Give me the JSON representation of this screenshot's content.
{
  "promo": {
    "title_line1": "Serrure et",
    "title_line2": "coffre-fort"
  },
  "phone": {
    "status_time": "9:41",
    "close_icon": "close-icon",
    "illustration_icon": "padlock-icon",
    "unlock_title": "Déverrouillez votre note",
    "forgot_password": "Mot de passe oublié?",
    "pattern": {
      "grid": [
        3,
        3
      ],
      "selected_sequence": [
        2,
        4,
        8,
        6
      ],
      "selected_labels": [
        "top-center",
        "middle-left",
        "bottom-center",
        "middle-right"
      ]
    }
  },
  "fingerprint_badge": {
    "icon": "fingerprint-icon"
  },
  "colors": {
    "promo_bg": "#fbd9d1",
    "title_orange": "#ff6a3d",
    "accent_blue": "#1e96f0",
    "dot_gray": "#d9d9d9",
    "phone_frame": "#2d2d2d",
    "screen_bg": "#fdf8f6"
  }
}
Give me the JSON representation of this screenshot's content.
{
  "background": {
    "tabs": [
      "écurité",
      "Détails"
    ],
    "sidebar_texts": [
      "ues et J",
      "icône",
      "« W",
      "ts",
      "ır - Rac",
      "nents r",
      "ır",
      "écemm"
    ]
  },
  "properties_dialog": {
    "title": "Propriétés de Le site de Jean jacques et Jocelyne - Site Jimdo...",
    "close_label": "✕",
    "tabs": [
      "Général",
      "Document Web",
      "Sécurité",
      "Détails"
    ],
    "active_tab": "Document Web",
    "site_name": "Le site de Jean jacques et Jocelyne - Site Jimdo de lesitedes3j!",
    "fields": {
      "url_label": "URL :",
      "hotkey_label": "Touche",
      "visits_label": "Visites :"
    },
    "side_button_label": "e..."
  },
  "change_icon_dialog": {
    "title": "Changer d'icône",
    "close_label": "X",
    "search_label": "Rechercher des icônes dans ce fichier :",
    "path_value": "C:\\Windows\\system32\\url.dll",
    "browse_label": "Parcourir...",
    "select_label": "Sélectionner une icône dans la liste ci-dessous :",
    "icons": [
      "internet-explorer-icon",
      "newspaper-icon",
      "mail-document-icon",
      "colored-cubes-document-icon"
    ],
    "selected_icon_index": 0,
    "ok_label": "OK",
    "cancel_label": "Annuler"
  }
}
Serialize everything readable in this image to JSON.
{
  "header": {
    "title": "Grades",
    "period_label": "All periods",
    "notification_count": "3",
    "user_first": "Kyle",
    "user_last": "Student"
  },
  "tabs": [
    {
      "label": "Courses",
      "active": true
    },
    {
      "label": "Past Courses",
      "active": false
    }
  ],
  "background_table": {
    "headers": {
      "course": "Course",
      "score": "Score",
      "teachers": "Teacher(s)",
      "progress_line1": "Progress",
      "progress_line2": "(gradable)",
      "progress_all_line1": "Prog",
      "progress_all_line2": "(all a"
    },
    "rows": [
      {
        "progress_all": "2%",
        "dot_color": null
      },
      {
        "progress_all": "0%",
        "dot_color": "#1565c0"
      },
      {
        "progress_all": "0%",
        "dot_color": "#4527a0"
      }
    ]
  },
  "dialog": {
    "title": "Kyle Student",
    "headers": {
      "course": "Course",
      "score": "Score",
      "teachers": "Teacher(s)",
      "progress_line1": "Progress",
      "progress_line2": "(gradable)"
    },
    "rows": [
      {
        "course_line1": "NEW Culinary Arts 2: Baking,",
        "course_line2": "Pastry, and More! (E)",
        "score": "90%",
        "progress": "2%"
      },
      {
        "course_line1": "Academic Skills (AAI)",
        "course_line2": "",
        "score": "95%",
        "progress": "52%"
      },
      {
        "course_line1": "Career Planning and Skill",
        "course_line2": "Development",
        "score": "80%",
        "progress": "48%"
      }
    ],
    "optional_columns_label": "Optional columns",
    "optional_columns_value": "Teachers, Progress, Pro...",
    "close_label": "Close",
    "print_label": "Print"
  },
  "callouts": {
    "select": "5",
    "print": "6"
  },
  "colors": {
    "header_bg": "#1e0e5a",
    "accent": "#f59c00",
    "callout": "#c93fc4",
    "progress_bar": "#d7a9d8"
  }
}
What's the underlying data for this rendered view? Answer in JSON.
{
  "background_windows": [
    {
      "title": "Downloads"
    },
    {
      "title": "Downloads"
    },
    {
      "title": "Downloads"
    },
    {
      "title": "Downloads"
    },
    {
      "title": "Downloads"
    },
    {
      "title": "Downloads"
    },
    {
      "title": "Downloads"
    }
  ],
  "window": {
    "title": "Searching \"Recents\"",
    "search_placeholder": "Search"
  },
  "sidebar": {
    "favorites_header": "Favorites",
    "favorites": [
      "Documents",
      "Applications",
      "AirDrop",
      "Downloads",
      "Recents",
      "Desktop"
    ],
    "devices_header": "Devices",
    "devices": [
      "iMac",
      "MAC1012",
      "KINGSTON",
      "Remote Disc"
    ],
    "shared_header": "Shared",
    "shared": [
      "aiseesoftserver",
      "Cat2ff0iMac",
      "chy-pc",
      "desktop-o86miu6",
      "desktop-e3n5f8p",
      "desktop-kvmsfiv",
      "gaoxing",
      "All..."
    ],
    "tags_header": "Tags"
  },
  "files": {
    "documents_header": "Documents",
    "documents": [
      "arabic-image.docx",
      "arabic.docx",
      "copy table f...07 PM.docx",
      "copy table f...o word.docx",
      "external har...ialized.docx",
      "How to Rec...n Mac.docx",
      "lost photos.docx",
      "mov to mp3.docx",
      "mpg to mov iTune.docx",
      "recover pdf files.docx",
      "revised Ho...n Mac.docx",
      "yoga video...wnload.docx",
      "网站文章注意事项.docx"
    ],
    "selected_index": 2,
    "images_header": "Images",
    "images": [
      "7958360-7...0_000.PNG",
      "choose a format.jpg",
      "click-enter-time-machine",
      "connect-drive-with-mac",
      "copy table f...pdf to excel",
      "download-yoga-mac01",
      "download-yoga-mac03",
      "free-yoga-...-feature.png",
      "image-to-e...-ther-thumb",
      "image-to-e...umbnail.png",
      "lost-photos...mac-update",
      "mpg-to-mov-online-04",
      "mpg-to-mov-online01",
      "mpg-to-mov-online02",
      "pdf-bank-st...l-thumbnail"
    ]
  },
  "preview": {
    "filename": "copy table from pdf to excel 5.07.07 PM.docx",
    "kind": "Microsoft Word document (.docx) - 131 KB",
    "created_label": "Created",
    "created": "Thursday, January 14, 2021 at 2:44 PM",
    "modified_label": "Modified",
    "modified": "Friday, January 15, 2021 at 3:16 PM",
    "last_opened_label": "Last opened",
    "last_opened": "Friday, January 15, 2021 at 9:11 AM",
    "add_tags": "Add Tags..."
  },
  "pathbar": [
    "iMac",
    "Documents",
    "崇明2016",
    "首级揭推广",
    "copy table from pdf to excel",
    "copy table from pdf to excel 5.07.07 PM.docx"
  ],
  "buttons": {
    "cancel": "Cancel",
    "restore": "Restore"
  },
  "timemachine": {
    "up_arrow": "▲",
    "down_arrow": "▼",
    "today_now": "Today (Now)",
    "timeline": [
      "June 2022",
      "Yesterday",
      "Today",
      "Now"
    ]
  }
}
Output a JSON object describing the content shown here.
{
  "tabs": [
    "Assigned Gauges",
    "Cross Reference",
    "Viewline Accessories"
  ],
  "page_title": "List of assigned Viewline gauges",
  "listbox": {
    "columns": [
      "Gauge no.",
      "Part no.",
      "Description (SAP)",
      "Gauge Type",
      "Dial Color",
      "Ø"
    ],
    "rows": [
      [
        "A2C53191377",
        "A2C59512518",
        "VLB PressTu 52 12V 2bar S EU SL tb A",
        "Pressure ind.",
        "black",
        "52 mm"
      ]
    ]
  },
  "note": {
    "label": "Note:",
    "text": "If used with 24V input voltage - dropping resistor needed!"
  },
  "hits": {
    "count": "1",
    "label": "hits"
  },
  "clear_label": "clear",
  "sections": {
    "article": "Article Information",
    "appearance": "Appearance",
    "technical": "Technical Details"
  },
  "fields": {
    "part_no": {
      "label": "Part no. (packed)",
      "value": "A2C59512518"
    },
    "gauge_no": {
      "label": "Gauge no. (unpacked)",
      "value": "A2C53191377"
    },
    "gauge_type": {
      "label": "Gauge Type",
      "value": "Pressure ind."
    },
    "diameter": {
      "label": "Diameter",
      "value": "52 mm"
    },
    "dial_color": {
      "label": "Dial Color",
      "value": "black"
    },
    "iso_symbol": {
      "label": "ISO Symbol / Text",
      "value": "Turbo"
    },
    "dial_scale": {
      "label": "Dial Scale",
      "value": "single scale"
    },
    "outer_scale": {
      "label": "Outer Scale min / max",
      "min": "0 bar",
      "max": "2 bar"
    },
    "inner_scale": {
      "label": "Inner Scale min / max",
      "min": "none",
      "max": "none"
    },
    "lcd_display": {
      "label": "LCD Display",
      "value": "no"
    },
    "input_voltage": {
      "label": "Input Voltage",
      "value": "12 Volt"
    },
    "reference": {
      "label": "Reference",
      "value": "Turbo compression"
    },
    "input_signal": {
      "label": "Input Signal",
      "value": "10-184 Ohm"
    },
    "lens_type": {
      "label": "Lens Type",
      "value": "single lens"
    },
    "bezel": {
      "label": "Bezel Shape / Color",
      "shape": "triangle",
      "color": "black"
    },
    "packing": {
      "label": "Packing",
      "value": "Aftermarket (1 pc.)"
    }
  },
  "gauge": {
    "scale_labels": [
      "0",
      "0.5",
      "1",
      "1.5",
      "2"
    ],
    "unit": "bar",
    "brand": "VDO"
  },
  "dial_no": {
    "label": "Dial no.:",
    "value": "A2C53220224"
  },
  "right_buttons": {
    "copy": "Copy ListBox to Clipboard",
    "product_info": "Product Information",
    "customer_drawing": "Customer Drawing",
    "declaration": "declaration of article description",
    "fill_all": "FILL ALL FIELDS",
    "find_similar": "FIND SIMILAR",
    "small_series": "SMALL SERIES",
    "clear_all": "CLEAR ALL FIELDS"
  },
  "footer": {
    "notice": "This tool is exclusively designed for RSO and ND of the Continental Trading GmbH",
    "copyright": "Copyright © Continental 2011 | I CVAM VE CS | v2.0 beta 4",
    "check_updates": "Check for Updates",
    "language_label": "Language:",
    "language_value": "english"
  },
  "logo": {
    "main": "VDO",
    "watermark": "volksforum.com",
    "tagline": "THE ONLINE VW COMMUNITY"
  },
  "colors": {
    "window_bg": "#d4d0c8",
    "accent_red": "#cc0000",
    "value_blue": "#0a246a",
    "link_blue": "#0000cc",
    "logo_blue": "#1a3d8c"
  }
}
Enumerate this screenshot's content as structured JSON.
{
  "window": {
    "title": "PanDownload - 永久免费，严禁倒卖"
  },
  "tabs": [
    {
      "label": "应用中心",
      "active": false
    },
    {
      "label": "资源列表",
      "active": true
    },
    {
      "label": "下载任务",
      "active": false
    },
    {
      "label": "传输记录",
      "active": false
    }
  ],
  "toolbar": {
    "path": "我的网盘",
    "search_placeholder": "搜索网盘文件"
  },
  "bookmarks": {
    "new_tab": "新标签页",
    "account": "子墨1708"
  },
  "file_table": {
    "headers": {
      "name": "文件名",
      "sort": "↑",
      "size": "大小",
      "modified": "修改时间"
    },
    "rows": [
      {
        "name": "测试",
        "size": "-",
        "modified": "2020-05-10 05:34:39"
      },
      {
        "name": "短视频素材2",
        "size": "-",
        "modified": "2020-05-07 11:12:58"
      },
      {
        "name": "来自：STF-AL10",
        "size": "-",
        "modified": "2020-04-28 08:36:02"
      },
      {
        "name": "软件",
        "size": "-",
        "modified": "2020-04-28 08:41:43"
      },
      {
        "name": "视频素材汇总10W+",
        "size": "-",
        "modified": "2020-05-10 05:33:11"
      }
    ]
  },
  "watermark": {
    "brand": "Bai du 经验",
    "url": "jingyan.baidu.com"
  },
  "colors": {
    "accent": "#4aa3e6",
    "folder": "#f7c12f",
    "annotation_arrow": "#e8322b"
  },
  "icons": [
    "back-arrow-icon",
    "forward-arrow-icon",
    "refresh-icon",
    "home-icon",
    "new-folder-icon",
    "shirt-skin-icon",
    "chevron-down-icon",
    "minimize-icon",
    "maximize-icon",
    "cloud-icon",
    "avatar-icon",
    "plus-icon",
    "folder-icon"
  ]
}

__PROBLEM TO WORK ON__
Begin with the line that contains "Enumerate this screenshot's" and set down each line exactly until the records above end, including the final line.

__RESPONSE BELOW__
Enumerate this screenshot's content as structured JSON.
{
  "window": {
    "title": "PanDownload - 永久免费，严禁倒卖"
  },
  "tabs": [
    {
      "label": "应用中心",
      "active": false
    },
    {
      "label": "资源列表",
      "active": true
    },
    {
      "label": "下载任务",
      "active": false
    },
    {
      "label": "传输记录",
      "active": false
    }
  ],
  "toolbar": {
    "path": "我的网盘",
    "search_placeholder": "搜索网盘文件"
  },
  "bookmarks": {
    "new_tab": "新标签页",
    "account": "子墨1708"
  },
  "file_table": {
    "headers": {
      "name": "文件名",
      "sort": "↑",
      "size": "大小",
      "modified": "修改时间"
    },
    "rows": [
      {
        "name": "测试",
        "size": "-",
        "modified": "2020-05-10 05:34:39"
      },
      {
        "name": "短视频素材2",
        "size": "-",
        "modified": "2020-05-07 11:12:58"
      },
      {
        "name": "来自：STF-AL10",
        "size": "-",
        "modified": "2020-04-28 08:36:02"
      },
      {
        "name": "软件",
        "size": "-",
        "modified": "2020-04-28 08:41:43"
      },
      {
        "name": "视频素材汇总10W+",
        "size": "-",
        "modified": "2020-05-10 05:33:11"
      }
    ]
  },
  "watermark": {
    "brand": "Bai du 经验",
    "url": "jingyan.baidu.com"
  },
  "colors": {
    "accent": "#4aa3e6",
    "folder": "#f7c12f",
    "annotation_arrow": "#e8322b"
  },
  "icons": [
    "back-arrow-icon",
    "forward-arrow-icon",
    "refresh-icon",
    "home-icon",
    "new-folder-icon",
    "shirt-skin-icon",
    "chevron-down-icon",
    "minimize-icon",
    "maximize-icon",
    "cloud-icon",
    "avatar-icon",
    "plus-icon",
    "folder-icon"
  ]
}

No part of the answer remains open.